(Beginning of DATASET)

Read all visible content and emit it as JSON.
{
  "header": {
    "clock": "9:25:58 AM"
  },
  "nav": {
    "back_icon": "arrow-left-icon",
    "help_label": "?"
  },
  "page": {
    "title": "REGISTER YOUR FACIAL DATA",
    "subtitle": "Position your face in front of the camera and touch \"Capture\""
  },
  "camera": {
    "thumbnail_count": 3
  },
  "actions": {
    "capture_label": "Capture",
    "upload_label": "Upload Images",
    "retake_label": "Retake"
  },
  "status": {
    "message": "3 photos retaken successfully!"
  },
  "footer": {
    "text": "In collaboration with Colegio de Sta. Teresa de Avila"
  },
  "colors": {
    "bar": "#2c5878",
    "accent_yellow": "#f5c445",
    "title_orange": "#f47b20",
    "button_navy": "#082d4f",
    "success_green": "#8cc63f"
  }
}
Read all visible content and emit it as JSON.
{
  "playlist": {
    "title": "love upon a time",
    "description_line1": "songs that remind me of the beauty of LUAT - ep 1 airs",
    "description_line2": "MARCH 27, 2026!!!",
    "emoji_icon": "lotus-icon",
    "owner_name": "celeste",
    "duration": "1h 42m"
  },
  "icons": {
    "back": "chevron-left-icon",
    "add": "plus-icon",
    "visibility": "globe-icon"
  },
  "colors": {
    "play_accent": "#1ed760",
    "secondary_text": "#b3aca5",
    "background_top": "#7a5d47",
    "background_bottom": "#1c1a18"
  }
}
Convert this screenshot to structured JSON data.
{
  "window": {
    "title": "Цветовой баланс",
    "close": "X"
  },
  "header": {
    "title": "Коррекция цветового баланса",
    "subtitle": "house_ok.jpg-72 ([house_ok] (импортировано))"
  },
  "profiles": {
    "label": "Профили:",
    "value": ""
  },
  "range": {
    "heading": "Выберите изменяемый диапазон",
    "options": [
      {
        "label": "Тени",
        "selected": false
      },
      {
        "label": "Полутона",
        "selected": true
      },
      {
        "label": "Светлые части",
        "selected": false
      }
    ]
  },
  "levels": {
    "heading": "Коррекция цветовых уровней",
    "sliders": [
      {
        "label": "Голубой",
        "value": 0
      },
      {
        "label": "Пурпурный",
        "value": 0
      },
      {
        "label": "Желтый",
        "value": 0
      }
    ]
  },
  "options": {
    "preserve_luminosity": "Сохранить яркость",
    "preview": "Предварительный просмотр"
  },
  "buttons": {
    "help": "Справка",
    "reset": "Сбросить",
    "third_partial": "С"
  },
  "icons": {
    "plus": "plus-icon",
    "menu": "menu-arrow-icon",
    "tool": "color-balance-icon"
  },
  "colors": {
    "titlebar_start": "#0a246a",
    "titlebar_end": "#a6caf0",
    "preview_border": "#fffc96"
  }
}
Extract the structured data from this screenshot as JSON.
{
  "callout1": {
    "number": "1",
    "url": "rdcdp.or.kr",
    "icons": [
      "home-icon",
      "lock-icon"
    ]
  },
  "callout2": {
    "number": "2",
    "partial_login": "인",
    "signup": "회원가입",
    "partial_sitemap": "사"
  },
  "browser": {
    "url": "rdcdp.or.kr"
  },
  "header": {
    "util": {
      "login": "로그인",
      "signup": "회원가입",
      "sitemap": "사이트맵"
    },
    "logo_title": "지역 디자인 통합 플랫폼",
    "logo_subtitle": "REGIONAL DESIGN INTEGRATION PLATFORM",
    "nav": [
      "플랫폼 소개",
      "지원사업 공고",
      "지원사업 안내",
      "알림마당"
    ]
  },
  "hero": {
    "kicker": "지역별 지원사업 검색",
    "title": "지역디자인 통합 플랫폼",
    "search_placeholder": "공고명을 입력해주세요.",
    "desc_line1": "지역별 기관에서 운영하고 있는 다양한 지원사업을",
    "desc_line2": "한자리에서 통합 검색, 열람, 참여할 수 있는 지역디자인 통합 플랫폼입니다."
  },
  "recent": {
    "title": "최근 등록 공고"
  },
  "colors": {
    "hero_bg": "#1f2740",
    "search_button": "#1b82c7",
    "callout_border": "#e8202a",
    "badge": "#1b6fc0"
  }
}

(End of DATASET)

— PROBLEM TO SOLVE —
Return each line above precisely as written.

— RESPONSE FOR THIS EXERCISE —
Read all visible content and emit it as JSON.
{
  "header": {
    "clock": "9:25:58 AM"
  },
  "nav": {
    "back_icon": "arrow-left-icon",
    "help_label": "?"
  },
  "page": {
    "title": "REGISTER YOUR FACIAL DATA",
    "subtitle": "Position your face in front of the camera and touch \"Capture\""
  },
  "camera": {
    "thumbnail_count": 3
  },
  "actions": {
    "capture_label": "Capture",
    "upload_label": "Upload Images",
    "retake_label": "Retake"
  },
  "status": {
    "message": "3 photos retaken successfully!"
  },
  "footer": {
    "text": "In collaboration with Colegio de Sta. Teresa de Avila"
  },
  "colors": {
    "bar": "#2c5878",
    "accent_yellow": "#f5c445",
    "title_orange": "#f47b20",
    "button_navy": "#082d4f",
    "success_green": "#8cc63f"
  }
}
Read all visible content and emit it as JSON.
{
  "playlist": {
    "title": "love upon a time",
    "description_line1": "songs that remind me of the beauty of LUAT - ep 1 airs",
    "description_line2": "MARCH 27, 2026!!!",
    "emoji_icon": "lotus-icon",
    "owner_name": "celeste",
    "duration": "1h 42m"
  },
  "icons": {
    "back": "chevron-left-icon",
    "add": "plus-icon",
    "visibility": "globe-icon"
  },
  "colors": {
    "play_accent": "#1ed760",
    "secondary_text": "#b3aca5",
    "background_top": "#7a5d47",
    "background_bottom": "#1c1a18"
  }
}
Convert this screenshot to structured JSON data.
{
  "window": {
    "title": "Цветовой баланс",
    "close": "X"
  },
  "header": {
    "title": "Коррекция цветового баланса",
    "subtitle": "house_ok.jpg-72 ([house_ok] (импортировано))"
  },
  "profiles": {
    "label": "Профили:",
    "value": ""
  },
  "range": {
    "heading": "Выберите изменяемый диапазон",
    "options": [
      {
        "label": "Тени",
        "selected": false
      },
      {
        "label": "Полутона",
        "selected": true
      },
      {
        "label": "Светлые части",
        "selected": false
      }
    ]
  },
  "levels": {
    "heading": "Коррекция цветовых уровней",
    "sliders": [
      {
        "label": "Голубой",
        "value": 0
      },
      {
        "label": "Пурпурный",
        "value": 0
      },
      {
        "label": "Желтый",
        "value": 0
      }
    ]
  },
  "options": {
    "preserve_luminosity": "Сохранить яркость",
    "preview": "Предварительный просмотр"
  },
  "buttons": {
    "help": "Справка",
    "reset": "Сбросить",
    "third_partial": "С"
  },
  "icons": {
    "plus": "plus-icon",
    "menu": "menu-arrow-icon",
    "tool": "color-balance-icon"
  },
  "colors": {
    "titlebar_start": "#0a246a",
    "titlebar_end": "#a6caf0",
    "preview_border": "#fffc96"
  }
}
Extract the structured data from this screenshot as JSON.
{
  "callout1": {
    "number": "1",
    "url": "rdcdp.or.kr",
    "icons": [
      "home-icon",
      "lock-icon"
    ]
  },
  "callout2": {
    "number": "2",
    "partial_login": "인",
    "signup": "회원가입",
    "partial_sitemap": "사"
  },
  "browser": {
    "url": "rdcdp.or.kr"
  },
  "header": {
    "util": {
      "login": "로그인",
      "signup": "회원가입",
      "sitemap": "사이트맵"
    },
    "logo_title": "지역 디자인 통합 플랫폼",
    "logo_subtitle": "REGIONAL DESIGN INTEGRATION PLATFORM",
    "nav": [
      "플랫폼 소개",
      "지원사업 공고",
      "지원사업 안내",
      "알림마당"
    ]
  },
  "hero": {
    "kicker": "지역별 지원사업 검색",
    "title": "지역디자인 통합 플랫폼",
    "search_placeholder": "공고명을 입력해주세요.",
    "desc_line1": "지역별 기관에서 운영하고 있는 다양한 지원사업을",
    "desc_line2": "한자리에서 통합 검색, 열람, 참여할 수 있는 지역디자인 통합 플랫폼입니다."
  },
  "recent": {
    "title": "최근 등록 공고"
  },
  "colors": {
    "hero_bg": "#1f2740",
    "search_button": "#1b82c7",
    "callout_border": "#e8202a",
    "badge": "#1b6fc0"
  }
}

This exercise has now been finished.